The chaos on the charging cable market will soon come to an end. The federal government has implemented an EU directive, thanks to which most electrical devices will soon have to have a USB-C port as a charging cable.
The new regulation, which the federal government has now implemented, will apply as early as December. By then at the latest, newly sold smartphones, tablets, etc. must have a charging cable with a USB-C port.
To this end, the federal government has decided to change the Radio Equipment Act. The basis for the change in the law is an EU directive from last year.
Why will all charging cables soon have a USB-C port?
Two central points are crucial for the introduction of standardized charging cables. On the one hand, the change is intended to make things easier for consumers. In the future, you will no longer have to have different charging cables for different devices.
But environmental protection and the protection of resources also play a crucial role in this change in the law. For example, if an old smartphone has no longer served its purpose, the cable can be reused for a new – or different – device in the future. This should also reduce the amount of electronic waste.
Consumers will have a choice in the future
For example, if you buy a new smartphone after the change in the law is introduced, a new charging cable will no longer necessarily be included.
In the future, consumers should have the choice of whether they want to buy a new cable with a new device. If you don’t need this, you can simply continue to use your old, existing cables.
To which devices does the new regulation not apply?
But unfortunately the change in the law does not apply as comprehensively as some consumers might wish. Wirelessly chargeable devices such as some headphones are excluded. These do not necessarily have to have a USB port.

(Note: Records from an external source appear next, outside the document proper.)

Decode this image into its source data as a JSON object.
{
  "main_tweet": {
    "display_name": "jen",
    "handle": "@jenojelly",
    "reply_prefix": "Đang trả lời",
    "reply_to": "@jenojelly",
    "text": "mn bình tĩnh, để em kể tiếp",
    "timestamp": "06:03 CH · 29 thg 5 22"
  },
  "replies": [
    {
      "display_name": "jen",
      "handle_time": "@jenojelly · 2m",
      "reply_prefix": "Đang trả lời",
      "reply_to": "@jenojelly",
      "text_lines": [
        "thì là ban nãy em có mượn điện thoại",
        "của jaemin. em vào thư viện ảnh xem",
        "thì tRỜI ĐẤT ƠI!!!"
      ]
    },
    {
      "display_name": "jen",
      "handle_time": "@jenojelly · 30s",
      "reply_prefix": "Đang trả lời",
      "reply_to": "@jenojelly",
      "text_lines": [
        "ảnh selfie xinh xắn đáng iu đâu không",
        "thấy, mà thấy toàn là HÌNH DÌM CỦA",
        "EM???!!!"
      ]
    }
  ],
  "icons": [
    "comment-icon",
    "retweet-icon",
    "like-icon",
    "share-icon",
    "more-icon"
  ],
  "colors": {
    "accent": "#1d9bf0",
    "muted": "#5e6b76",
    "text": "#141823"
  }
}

There won’t be any relief from cable clutter on the notebook market very soon either. Because the USB-C connection will only be considered mandatory here from 2026.